[Exercise prompt] Using the data below, copy every line that contains the word "JSON".

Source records
▼

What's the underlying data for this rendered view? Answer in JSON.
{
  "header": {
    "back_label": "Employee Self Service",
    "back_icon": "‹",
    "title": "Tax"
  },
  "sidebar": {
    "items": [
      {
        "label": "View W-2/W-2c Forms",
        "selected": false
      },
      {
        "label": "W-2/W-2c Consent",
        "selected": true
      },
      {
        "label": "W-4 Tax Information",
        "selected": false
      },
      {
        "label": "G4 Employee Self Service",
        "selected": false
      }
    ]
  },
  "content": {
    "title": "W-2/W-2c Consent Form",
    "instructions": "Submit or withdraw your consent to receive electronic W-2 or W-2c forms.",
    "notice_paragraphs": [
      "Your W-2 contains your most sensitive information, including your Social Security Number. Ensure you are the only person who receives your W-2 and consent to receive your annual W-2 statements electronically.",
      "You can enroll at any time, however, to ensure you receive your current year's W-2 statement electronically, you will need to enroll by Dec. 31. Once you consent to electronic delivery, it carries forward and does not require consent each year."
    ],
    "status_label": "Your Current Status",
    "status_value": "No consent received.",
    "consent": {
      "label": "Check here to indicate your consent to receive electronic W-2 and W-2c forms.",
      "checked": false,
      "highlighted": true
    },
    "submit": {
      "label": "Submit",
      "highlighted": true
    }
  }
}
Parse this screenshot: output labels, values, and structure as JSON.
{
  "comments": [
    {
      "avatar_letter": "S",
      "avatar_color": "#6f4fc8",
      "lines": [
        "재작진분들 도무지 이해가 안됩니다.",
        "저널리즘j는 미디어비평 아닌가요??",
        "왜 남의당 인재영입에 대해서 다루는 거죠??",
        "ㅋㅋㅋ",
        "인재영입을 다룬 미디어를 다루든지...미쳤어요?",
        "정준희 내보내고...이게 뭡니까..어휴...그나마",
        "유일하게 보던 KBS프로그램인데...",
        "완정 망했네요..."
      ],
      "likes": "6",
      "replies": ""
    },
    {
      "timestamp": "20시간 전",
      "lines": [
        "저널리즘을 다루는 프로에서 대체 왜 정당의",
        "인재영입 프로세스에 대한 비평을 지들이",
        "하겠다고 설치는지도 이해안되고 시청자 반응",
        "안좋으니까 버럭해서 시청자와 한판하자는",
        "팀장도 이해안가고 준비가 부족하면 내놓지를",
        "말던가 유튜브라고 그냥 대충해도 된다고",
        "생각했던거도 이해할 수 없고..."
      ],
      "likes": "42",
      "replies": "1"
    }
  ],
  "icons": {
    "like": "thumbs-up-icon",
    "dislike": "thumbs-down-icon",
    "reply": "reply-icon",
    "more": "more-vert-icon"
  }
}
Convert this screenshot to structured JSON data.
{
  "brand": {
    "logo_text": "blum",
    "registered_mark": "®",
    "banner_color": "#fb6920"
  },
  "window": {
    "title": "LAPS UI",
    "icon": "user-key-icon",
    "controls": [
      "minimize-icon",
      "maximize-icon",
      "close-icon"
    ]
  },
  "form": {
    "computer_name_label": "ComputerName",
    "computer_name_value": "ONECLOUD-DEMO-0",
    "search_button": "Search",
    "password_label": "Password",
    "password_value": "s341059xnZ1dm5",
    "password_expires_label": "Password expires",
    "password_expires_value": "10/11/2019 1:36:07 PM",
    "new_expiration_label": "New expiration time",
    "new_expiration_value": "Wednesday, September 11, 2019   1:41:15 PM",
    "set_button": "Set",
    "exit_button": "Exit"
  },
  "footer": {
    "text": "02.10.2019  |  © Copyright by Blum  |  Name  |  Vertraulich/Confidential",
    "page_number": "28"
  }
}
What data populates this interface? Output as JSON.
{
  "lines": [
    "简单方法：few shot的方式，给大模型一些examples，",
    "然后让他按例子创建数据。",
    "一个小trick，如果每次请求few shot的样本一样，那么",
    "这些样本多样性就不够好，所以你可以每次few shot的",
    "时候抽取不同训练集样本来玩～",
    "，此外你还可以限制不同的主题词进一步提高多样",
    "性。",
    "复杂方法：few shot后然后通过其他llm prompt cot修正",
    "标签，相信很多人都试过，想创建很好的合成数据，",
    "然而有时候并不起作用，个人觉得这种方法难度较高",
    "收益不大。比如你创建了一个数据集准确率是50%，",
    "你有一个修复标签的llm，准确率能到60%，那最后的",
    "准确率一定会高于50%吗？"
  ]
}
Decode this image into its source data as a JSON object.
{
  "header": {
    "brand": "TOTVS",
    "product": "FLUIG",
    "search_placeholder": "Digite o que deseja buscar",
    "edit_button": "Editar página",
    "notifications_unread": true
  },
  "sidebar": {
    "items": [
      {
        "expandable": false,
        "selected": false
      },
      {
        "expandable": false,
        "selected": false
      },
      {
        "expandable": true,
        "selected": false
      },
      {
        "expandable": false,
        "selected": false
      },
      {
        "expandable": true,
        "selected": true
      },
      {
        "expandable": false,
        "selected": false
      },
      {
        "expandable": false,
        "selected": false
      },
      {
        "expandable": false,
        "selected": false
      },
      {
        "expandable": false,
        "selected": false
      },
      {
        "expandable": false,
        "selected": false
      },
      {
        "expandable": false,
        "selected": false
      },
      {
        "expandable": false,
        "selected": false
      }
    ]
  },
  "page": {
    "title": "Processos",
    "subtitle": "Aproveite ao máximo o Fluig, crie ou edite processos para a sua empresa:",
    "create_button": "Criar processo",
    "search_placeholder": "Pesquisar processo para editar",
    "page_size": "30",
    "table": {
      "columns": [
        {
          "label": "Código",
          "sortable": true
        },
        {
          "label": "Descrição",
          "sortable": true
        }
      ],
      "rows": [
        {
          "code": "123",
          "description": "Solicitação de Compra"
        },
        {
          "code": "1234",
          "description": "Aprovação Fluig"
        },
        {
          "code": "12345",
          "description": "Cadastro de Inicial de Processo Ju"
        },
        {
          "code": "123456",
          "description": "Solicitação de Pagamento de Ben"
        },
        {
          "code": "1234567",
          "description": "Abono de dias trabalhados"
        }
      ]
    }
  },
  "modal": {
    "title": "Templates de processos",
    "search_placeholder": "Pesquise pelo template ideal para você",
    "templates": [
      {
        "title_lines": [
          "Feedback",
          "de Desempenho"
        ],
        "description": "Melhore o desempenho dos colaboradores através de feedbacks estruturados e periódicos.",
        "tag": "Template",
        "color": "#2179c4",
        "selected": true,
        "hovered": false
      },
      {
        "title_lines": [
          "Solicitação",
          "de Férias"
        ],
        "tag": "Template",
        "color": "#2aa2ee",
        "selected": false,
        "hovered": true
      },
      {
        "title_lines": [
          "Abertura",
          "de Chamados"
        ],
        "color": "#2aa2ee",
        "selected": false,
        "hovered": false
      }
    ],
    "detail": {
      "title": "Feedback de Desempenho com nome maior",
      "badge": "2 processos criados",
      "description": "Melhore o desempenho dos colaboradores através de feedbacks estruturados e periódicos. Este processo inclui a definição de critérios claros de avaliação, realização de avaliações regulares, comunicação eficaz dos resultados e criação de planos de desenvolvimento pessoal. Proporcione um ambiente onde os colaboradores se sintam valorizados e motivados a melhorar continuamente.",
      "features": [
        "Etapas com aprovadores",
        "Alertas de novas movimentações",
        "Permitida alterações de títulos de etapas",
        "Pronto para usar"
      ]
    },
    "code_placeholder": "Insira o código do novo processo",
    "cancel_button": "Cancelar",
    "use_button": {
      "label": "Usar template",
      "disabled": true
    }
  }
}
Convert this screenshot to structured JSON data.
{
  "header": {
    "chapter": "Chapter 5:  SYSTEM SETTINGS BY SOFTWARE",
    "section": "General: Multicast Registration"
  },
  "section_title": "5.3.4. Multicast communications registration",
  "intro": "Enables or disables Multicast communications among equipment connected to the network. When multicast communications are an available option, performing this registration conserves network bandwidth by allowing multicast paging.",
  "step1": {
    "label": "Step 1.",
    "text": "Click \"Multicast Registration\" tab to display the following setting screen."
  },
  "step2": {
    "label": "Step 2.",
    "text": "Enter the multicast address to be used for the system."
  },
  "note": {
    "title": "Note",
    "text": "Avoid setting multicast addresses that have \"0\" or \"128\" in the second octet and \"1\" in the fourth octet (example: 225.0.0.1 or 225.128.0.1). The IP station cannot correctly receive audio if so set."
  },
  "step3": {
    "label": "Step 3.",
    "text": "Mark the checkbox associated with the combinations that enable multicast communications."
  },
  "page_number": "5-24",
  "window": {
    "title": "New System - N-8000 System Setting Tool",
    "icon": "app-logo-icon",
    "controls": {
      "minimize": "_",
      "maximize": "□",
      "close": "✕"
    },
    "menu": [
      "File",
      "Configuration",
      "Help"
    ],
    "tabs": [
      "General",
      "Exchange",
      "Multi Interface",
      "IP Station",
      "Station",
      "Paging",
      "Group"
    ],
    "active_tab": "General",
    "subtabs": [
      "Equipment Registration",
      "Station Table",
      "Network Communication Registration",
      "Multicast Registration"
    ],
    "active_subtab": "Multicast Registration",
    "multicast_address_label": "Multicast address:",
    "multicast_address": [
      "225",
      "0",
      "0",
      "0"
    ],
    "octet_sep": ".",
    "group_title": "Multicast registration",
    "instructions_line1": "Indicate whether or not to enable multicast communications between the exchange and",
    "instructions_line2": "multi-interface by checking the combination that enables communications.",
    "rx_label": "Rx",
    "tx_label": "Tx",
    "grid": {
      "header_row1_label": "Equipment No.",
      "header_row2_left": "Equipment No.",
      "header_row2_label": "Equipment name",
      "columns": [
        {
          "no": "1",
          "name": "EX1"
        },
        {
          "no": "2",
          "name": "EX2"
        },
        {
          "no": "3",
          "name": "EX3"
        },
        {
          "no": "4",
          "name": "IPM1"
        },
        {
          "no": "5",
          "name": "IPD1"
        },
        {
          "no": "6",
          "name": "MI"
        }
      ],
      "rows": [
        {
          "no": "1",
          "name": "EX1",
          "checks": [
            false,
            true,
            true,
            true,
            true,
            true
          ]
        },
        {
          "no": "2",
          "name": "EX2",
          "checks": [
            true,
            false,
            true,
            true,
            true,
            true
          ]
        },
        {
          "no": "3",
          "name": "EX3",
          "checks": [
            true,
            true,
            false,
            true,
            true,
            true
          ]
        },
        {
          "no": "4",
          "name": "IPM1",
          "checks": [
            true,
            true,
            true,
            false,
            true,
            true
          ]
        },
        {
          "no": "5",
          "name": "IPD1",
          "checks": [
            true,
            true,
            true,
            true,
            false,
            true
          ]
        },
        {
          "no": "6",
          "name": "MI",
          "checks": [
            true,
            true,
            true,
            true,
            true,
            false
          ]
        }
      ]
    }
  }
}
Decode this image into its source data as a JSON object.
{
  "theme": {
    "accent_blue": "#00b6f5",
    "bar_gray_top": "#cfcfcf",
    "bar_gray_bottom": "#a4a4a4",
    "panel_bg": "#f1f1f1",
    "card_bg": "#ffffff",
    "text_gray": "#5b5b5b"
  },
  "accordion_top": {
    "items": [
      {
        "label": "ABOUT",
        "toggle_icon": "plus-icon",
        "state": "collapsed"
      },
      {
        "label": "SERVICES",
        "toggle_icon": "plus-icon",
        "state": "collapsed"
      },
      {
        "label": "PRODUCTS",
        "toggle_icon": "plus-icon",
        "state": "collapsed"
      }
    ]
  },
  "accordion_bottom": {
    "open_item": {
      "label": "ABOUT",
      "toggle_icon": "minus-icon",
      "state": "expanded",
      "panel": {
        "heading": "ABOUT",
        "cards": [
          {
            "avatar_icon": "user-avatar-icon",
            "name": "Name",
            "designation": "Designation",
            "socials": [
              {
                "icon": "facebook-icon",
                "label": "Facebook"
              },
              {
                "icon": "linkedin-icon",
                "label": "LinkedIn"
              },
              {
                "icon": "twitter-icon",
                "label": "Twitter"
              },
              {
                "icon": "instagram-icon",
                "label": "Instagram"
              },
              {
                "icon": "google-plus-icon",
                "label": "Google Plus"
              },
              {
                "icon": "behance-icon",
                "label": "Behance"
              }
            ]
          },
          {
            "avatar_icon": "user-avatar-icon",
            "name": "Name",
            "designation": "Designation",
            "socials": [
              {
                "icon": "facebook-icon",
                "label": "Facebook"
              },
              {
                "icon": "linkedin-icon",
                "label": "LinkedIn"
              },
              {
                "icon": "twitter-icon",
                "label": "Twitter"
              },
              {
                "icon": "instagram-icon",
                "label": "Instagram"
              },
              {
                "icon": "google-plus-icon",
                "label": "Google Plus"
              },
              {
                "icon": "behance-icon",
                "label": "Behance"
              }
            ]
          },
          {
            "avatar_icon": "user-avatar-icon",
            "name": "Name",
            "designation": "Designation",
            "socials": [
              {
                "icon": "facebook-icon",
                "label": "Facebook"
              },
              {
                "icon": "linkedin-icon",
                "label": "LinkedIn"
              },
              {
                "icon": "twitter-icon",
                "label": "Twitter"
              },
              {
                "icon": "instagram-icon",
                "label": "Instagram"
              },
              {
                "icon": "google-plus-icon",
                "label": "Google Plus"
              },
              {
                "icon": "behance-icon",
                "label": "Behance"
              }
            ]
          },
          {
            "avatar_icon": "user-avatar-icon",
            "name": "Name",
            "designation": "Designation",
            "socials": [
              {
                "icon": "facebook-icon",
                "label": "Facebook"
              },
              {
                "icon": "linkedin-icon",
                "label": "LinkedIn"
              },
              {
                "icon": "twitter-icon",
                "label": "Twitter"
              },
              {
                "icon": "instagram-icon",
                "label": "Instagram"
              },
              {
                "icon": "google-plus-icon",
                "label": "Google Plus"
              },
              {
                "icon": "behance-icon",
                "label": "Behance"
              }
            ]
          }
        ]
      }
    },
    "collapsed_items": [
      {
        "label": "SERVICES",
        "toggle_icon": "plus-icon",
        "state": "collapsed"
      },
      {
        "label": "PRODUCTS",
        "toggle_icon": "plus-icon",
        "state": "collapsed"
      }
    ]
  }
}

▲

[Answer for the task]
What's the underlying data for this rendered view? Answer in JSON.
Parse this screenshot: output labels, values, and structure as JSON.
Convert this screenshot to structured JSON data.
What data populates this interface? Output as JSON.
Decode this image into its source data as a JSON object.
Convert this screenshot to structured JSON data.
Decode this image into its source data as a JSON object.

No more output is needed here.